[TASK REQUIREMENTS] From start to end, print the entire listing below exactly.

Segment Start: SUPPLIED MATERIAL

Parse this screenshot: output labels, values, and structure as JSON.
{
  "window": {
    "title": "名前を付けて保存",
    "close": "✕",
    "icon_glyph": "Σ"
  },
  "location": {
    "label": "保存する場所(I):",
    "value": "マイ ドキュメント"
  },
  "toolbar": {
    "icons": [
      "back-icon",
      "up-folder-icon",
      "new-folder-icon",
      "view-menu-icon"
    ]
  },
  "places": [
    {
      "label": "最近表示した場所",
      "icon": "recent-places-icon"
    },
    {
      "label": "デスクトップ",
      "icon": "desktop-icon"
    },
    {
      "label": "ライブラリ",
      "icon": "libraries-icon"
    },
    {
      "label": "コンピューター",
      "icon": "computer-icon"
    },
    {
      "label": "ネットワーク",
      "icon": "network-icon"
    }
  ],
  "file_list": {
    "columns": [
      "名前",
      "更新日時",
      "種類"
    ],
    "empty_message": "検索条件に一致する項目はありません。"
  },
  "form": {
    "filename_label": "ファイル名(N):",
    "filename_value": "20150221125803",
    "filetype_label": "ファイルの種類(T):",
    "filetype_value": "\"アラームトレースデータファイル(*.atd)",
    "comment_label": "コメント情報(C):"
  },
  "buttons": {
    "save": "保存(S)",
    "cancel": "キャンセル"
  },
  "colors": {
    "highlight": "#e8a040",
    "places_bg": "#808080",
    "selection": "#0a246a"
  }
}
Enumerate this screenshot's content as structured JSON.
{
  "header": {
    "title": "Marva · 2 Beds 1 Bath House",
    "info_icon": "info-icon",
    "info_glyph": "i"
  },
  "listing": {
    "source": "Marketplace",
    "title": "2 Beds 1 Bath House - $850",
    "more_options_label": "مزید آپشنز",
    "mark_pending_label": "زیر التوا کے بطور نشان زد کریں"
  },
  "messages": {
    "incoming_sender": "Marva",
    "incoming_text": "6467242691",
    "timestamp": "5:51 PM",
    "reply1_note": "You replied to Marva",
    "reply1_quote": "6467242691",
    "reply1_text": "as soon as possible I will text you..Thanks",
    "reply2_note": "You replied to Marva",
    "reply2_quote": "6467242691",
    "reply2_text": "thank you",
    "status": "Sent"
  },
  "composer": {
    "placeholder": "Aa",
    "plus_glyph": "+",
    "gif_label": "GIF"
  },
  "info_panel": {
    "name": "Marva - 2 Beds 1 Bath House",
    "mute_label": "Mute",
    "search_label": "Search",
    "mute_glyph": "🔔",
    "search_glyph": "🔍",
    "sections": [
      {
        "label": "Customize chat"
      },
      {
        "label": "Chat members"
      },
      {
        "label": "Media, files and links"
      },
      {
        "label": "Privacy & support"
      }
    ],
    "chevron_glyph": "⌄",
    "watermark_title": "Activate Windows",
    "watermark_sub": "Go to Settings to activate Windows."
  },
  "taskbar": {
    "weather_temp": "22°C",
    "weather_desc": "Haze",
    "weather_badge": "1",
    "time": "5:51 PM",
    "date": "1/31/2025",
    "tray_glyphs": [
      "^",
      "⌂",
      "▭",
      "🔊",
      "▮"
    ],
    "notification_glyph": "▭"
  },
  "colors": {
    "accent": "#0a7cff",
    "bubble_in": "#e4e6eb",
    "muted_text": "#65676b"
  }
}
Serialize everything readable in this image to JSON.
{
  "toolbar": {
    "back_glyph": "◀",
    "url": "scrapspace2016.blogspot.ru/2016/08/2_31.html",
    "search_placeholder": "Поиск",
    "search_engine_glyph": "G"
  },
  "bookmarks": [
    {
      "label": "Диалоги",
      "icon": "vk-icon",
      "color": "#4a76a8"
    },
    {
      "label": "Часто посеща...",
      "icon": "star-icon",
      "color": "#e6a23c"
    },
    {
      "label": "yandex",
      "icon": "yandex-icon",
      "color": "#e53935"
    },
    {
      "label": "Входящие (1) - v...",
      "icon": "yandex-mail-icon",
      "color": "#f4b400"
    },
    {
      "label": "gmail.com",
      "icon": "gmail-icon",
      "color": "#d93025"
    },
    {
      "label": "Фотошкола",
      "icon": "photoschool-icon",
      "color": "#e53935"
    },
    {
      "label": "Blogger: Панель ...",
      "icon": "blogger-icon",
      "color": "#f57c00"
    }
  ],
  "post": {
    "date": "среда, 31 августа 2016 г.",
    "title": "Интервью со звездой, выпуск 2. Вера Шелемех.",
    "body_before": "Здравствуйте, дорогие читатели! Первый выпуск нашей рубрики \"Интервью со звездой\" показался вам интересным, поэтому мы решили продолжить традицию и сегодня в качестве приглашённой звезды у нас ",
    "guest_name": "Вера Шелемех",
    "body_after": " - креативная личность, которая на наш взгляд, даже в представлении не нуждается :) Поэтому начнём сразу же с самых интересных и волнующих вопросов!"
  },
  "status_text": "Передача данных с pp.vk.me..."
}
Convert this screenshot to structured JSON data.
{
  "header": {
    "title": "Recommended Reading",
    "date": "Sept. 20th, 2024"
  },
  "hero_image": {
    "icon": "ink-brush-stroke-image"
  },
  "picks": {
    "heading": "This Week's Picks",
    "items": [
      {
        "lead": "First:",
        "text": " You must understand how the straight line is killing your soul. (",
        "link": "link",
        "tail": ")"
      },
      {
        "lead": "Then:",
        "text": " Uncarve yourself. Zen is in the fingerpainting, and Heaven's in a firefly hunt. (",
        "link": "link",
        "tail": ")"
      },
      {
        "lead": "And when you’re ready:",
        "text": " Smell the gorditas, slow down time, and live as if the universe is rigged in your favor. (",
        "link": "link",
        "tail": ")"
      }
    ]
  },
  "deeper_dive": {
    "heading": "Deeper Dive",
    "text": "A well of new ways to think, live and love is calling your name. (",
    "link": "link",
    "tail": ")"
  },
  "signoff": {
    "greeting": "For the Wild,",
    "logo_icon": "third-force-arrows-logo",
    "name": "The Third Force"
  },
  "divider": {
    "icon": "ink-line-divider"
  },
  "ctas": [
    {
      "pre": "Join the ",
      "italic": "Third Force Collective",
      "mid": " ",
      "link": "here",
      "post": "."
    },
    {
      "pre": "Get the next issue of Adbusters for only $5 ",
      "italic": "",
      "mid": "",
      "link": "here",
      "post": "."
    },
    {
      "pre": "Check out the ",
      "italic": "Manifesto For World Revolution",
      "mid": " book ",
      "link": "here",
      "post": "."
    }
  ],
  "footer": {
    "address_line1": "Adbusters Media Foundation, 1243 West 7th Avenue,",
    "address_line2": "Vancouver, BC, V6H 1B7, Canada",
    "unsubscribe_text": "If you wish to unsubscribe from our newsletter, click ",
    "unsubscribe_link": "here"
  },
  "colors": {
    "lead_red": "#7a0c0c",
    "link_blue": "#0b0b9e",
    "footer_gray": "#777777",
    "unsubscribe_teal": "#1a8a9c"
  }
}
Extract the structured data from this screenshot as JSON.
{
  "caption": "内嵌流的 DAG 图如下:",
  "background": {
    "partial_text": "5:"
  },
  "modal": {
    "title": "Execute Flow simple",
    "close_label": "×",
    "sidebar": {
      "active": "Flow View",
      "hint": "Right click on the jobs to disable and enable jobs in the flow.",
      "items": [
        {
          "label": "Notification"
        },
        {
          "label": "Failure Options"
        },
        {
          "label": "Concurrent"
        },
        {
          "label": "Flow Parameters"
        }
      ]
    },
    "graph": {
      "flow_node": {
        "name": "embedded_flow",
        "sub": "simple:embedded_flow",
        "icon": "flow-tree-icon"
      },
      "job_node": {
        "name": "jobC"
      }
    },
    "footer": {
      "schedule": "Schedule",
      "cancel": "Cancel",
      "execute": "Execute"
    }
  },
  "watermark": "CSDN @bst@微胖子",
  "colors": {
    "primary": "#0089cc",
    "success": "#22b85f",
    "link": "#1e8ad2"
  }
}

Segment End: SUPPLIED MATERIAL

[SOLUTION TO THE EXERCISE]
Parse this screenshot: output labels, values, and structure as JSON.
{
  "window": {
    "title": "名前を付けて保存",
    "close": "✕",
    "icon_glyph": "Σ"
  },
  "location": {
    "label": "保存する場所(I):",
    "value": "マイ ドキュメント"
  },
  "toolbar": {
    "icons": [
      "back-icon",
      "up-folder-icon",
      "new-folder-icon",
      "view-menu-icon"
    ]
  },
  "places": [
    {
      "label": "最近表示した場所",
      "icon": "recent-places-icon"
    },
    {
      "label": "デスクトップ",
      "icon": "desktop-icon"
    },
    {
      "label": "ライブラリ",
      "icon": "libraries-icon"
    },
    {
      "label": "コンピューター",
      "icon": "computer-icon"
    },
    {
      "label": "ネットワーク",
      "icon": "network-icon"
    }
  ],
  "file_list": {
    "columns": [
      "名前",
      "更新日時",
      "種類"
    ],
    "empty_message": "検索条件に一致する項目はありません。"
  },
  "form": {
    "filename_label": "ファイル名(N):",
    "filename_value": "20150221125803",
    "filetype_label": "ファイルの種類(T):",
    "filetype_value": "\"アラームトレースデータファイル(*.atd)",
    "comment_label": "コメント情報(C):"
  },
  "buttons": {
    "save": "保存(S)",
    "cancel": "キャンセル"
  },
  "colors": {
    "highlight": "#e8a040",
    "places_bg": "#808080",
    "selection": "#0a246a"
  }
}
Enumerate this screenshot's content as structured JSON.
{
  "header": {
    "title": "Marva · 2 Beds 1 Bath House",
    "info_icon": "info-icon",
    "info_glyph": "i"
  },
  "listing": {
    "source": "Marketplace",
    "title": "2 Beds 1 Bath House - $850",
    "more_options_label": "مزید آپشنز",
    "mark_pending_label": "زیر التوا کے بطور نشان زد کریں"
  },
  "messages": {
    "incoming_sender": "Marva",
    "incoming_text": "6467242691",
    "timestamp": "5:51 PM",
    "reply1_note": "You replied to Marva",
    "reply1_quote": "6467242691",
    "reply1_text": "as soon as possible I will text you..Thanks",
    "reply2_note": "You replied to Marva",
    "reply2_quote": "6467242691",
    "reply2_text": "thank you",
    "status": "Sent"
  },
  "composer": {
    "placeholder": "Aa",
    "plus_glyph": "+",
    "gif_label": "GIF"
  },
  "info_panel": {
    "name": "Marva - 2 Beds 1 Bath House",
    "mute_label": "Mute",
    "search_label": "Search",
    "mute_glyph": "🔔",
    "search_glyph": "🔍",
    "sections": [
      {
        "label": "Customize chat"
      },
      {
        "label": "Chat members"
      },
      {
        "label": "Media, files and links"
      },
      {
        "label": "Privacy & support"
      }
    ],
    "chevron_glyph": "⌄",
    "watermark_title": "Activate Windows",
    "watermark_sub": "Go to Settings to activate Windows."
  },
  "taskbar": {
    "weather_temp": "22°C",
    "weather_desc": "Haze",
    "weather_badge": "1",
    "time": "5:51 PM",
    "date": "1/31/2025",
    "tray_glyphs": [
      "^",
      "⌂",
      "▭",
      "🔊",
      "▮"
    ],
    "notification_glyph": "▭"
  },
  "colors": {
    "accent": "#0a7cff",
    "bubble_in": "#e4e6eb",
    "muted_text": "#65676b"
  }
}
Serialize everything readable in this image to JSON.
{
  "toolbar": {
    "back_glyph": "◀",
    "url": "scrapspace2016.blogspot.ru/2016/08/2_31.html",
    "search_placeholder": "Поиск",
    "search_engine_glyph": "G"
  },
  "bookmarks": [
    {
      "label": "Диалоги",
      "icon": "vk-icon",
      "color": "#4a76a8"
    },
    {
      "label": "Часто посеща...",
      "icon": "star-icon",
      "color": "#e6a23c"
    },
    {
      "label": "yandex",
      "icon": "yandex-icon",
      "color": "#e53935"
    },
    {
      "label": "Входящие (1) - v...",
      "icon": "yandex-mail-icon",
      "color": "#f4b400"
    },
    {
      "label": "gmail.com",
      "icon": "gmail-icon",
      "color": "#d93025"
    },
    {
      "label": "Фотошкола",
      "icon": "photoschool-icon",
      "color": "#e53935"
    },
    {
      "label": "Blogger: Панель ...",
      "icon": "blogger-icon",
      "color": "#f57c00"
    }
  ],
  "post": {
    "date": "среда, 31 августа 2016 г.",
    "title": "Интервью со звездой, выпуск 2. Вера Шелемех.",
    "body_before": "Здравствуйте, дорогие читатели! Первый выпуск нашей рубрики \"Интервью со звездой\" показался вам интересным, поэтому мы решили продолжить традицию и сегодня в качестве приглашённой звезды у нас ",
    "guest_name": "Вера Шелемех",
    "body_after": " - креативная личность, которая на наш взгляд, даже в представлении не нуждается :) Поэтому начнём сразу же с самых интересных и волнующих вопросов!"
  },
  "status_text": "Передача данных с pp.vk.me..."
}
Convert this screenshot to structured JSON data.
{
  "header": {
    "title": "Recommended Reading",
    "date": "Sept. 20th, 2024"
  },
  "hero_image": {
    "icon": "ink-brush-stroke-image"
  },
  "picks": {
    "heading": "This Week's Picks",
    "items": [
      {
        "lead": "First:",
        "text": " You must understand how the straight line is killing your soul. (",
        "link": "link",
        "tail": ")"
      },
      {
        "lead": "Then:",
        "text": " Uncarve yourself. Zen is in the fingerpainting, and Heaven's in a firefly hunt. (",
        "link": "link",
        "tail": ")"
      },
      {
        "lead": "And when you’re ready:",
        "text": " Smell the gorditas, slow down time, and live as if the universe is rigged in your favor. (",
        "link": "link",
        "tail": ")"
      }
    ]
  },
  "deeper_dive": {
    "heading": "Deeper Dive",
    "text": "A well of new ways to think, live and love is calling your name. (",
    "link": "link",
    "tail": ")"
  },
  "signoff": {
    "greeting": "For the Wild,",
    "logo_icon": "third-force-arrows-logo",
    "name": "The Third Force"
  },
  "divider": {
    "icon": "ink-line-divider"
  },
  "ctas": [
    {
      "pre": "Join the ",
      "italic": "Third Force Collective",
      "mid": " ",
      "link": "here",
      "post": "."
    },
    {
      "pre": "Get the next issue of Adbusters for only $5 ",
      "italic": "",
      "mid": "",
      "link": "here",
      "post": "."
    },
    {
      "pre": "Check out the ",
      "italic": "Manifesto For World Revolution",
      "mid": " book ",
      "link": "here",
      "post": "."
    }
  ],
  "footer": {
    "address_line1": "Adbusters Media Foundation, 1243 West 7th Avenue,",
    "address_line2": "Vancouver, BC, V6H 1B7, Canada",
    "unsubscribe_text": "If you wish to unsubscribe from our newsletter, click ",
    "unsubscribe_link": "here"
  },
  "colors": {
    "lead_red": "#7a0c0c",
    "link_blue": "#0b0b9e",
    "footer_gray": "#777777",
    "unsubscribe_teal": "#1a8a9c"
  }
}
Extract the structured data from this screenshot as JSON.
{
  "caption": "内嵌流的 DAG 图如下:",
  "background": {
    "partial_text": "5:"
  },
  "modal": {
    "title": "Execute Flow simple",
    "close_label": "×",
    "sidebar": {
      "active": "Flow View",
      "hint": "Right click on the jobs to disable and enable jobs in the flow.",
      "items": [
        {
          "label": "Notification"
        },
        {
          "label": "Failure Options"
        },
        {
          "label": "Concurrent"
        },
        {
          "label": "Flow Parameters"
        }
      ]
    },
    "graph": {
      "flow_node": {
        "name": "embedded_flow",
        "sub": "simple:embedded_flow",
        "icon": "flow-tree-icon"
      },
      "job_node": {
        "name": "jobC"
      }
    },
    "footer": {
      "schedule": "Schedule",
      "cancel": "Cancel",
      "execute": "Execute"
    }
  },
  "watermark": "CSDN @bst@微胖子",
  "colors": {
    "primary": "#0089cc",
    "success": "#22b85f",
    "link": "#1e8ad2"
  }
}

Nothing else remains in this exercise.